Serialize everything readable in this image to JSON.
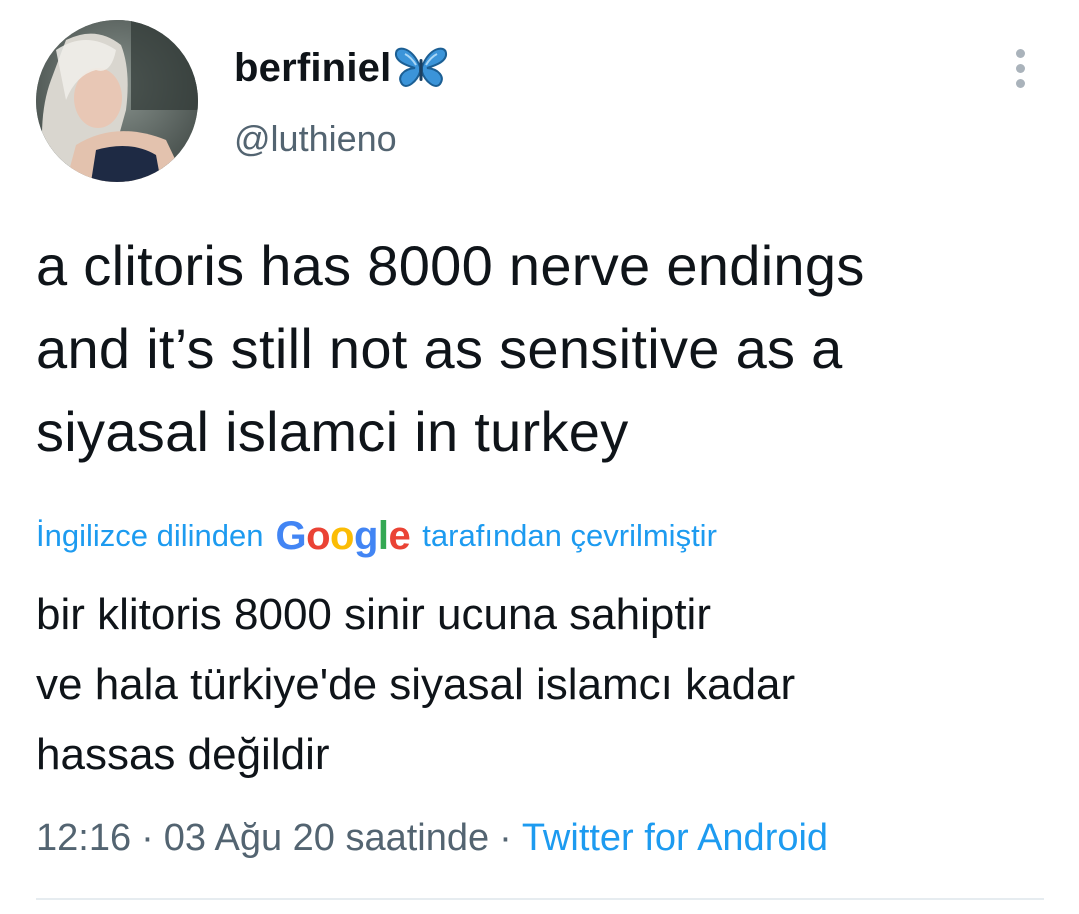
{
  "author": {
    "display_name": "berfiniel",
    "name_emoji": "butterfly",
    "handle": "@luthieno"
  },
  "tweet": {
    "text": "a clitoris has 8000 nerve endings\nand it’s still not as sensitive as a\nsiyasal islamci in turkey"
  },
  "translation": {
    "prefix": "İngilizce dilinden",
    "provider": {
      "G": "G",
      "o1": "o",
      "o2": "o",
      "g": "g",
      "l": "l",
      "e": "e"
    },
    "suffix": "tarafından çevrilmiştir",
    "text": "bir klitoris 8000 sinir ucuna sahiptir\nve hala türkiye'de siyasal islamcı kadar\nhassas değildir"
  },
  "meta": {
    "time": "12:16",
    "date": "03 Ağu 20 saatinde",
    "separator": "·",
    "source": "Twitter for Android"
  },
  "icons": {
    "more": "more-vertical-icon",
    "butterfly": "butterfly-emoji-icon"
  },
  "colors": {
    "link": "#1d9bf0",
    "secondary_text": "#536471",
    "primary_text": "#0f1419"
  }
}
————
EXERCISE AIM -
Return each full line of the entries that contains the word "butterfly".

FINAL ANSWER -
    "name_emoji": "butterfly",
    "butterfly": "butterfly-emoji-icon"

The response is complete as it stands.